Information shown Start Marker

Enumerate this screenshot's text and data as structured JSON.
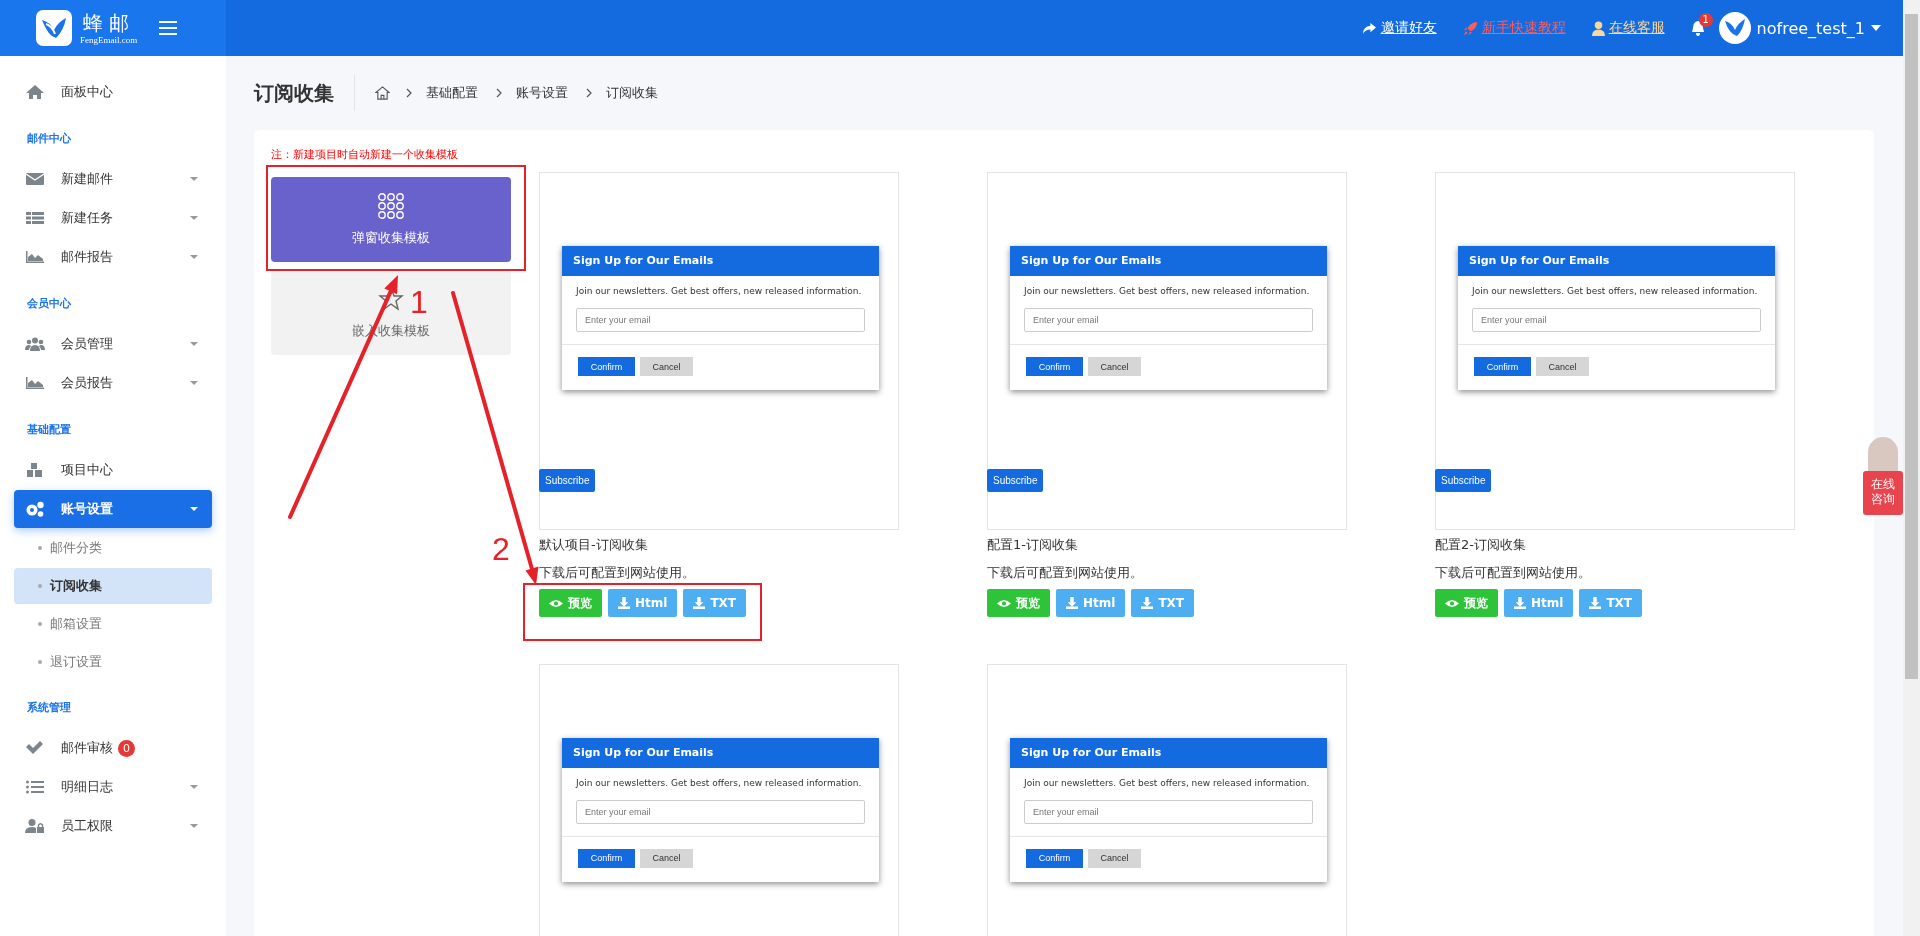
{
  "header": {
    "logo_title": "蜂邮",
    "logo_subtitle": "FengEmail.com",
    "links": [
      {
        "label": "邀请好友",
        "color": "#ffffff"
      },
      {
        "label": "新手快速教程",
        "color": "#ff5c5c"
      },
      {
        "label": "在线客服",
        "color": "#f6d9a2"
      }
    ],
    "notification_count": "1",
    "username": "nofree_test_1"
  },
  "sidebar": {
    "items": [
      {
        "kind": "item",
        "label": "面板中心",
        "has_caret": false,
        "selected": false
      },
      {
        "kind": "heading",
        "label": "邮件中心"
      },
      {
        "kind": "item",
        "label": "新建邮件",
        "has_caret": true,
        "selected": false
      },
      {
        "kind": "item",
        "label": "新建任务",
        "has_caret": true,
        "selected": false
      },
      {
        "kind": "item",
        "label": "邮件报告",
        "has_caret": true,
        "selected": false
      },
      {
        "kind": "heading",
        "label": "会员中心"
      },
      {
        "kind": "item",
        "label": "会员管理",
        "has_caret": true,
        "selected": false
      },
      {
        "kind": "item",
        "label": "会员报告",
        "has_caret": true,
        "selected": false
      },
      {
        "kind": "heading",
        "label": "基础配置"
      },
      {
        "kind": "item",
        "label": "项目中心",
        "has_caret": false,
        "selected": false
      },
      {
        "kind": "item",
        "label": "账号设置",
        "has_caret": true,
        "selected": true
      },
      {
        "kind": "subitem",
        "label": "邮件分类",
        "selected": false
      },
      {
        "kind": "subitem",
        "label": "订阅收集",
        "selected": true
      },
      {
        "kind": "subitem",
        "label": "邮箱设置",
        "selected": false
      },
      {
        "kind": "subitem",
        "label": "退订设置",
        "selected": false
      },
      {
        "kind": "heading",
        "label": "系统管理"
      },
      {
        "kind": "item",
        "label": "邮件审核",
        "has_caret": false,
        "selected": false,
        "badge": "0"
      },
      {
        "kind": "item",
        "label": "明细日志",
        "has_caret": true,
        "selected": false
      },
      {
        "kind": "item",
        "label": "员工权限",
        "has_caret": true,
        "selected": false
      }
    ]
  },
  "page_title": "订阅收集",
  "breadcrumb": [
    "基础配置",
    "账号设置",
    "订阅收集"
  ],
  "note": "注：新建项目时自动新建一个收集模板",
  "template_types": [
    {
      "label": "弹窗收集模板",
      "selected": true
    },
    {
      "label": "嵌入收集模板",
      "selected": false
    }
  ],
  "templates": [
    {
      "popup": {
        "heading": "Sign Up for Our Emails",
        "text": "Join our newsletters. Get best offers, new released information.",
        "placeholder": "Enter your email",
        "confirm": "Confirm",
        "cancel": "Cancel"
      },
      "subscribe": "Subscribe",
      "title": "默认项目-订阅收集",
      "description": "下载后可配置到网站使用。",
      "buttons": [
        {
          "label": "预览",
          "kind": "preview"
        },
        {
          "label": "Html",
          "kind": "download"
        },
        {
          "label": "TXT",
          "kind": "download"
        }
      ]
    },
    {
      "popup": {
        "heading": "Sign Up for Our Emails",
        "text": "Join our newsletters. Get best offers, new released information.",
        "placeholder": "Enter your email",
        "confirm": "Confirm",
        "cancel": "Cancel"
      },
      "subscribe": "Subscribe",
      "title": "配置1-订阅收集",
      "description": "下载后可配置到网站使用。",
      "buttons": [
        {
          "label": "预览",
          "kind": "preview"
        },
        {
          "label": "Html",
          "kind": "download"
        },
        {
          "label": "TXT",
          "kind": "download"
        }
      ]
    },
    {
      "popup": {
        "heading": "Sign Up for Our Emails",
        "text": "Join our newsletters. Get best offers, new released information.",
        "placeholder": "Enter your email",
        "confirm": "Confirm",
        "cancel": "Cancel"
      },
      "subscribe": "Subscribe",
      "title": "配置2-订阅收集",
      "description": "下载后可配置到网站使用。",
      "buttons": [
        {
          "label": "预览",
          "kind": "preview"
        },
        {
          "label": "Html",
          "kind": "download"
        },
        {
          "label": "TXT",
          "kind": "download"
        }
      ]
    },
    {
      "popup": {
        "heading": "Sign Up for Our Emails",
        "text": "Join our newsletters. Get best offers, new released information.",
        "placeholder": "Enter your email",
        "confirm": "Confirm",
        "cancel": "Cancel"
      }
    },
    {
      "popup": {
        "heading": "Sign Up for Our Emails",
        "text": "Join our newsletters. Get best offers, new released information.",
        "placeholder": "Enter your email",
        "confirm": "Confirm",
        "cancel": "Cancel"
      }
    }
  ],
  "chat_widget": {
    "label": "在线咨询"
  },
  "annotation_labels": [
    "1",
    "2"
  ]
}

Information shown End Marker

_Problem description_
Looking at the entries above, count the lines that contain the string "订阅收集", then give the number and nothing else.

_Result of the exercise_
6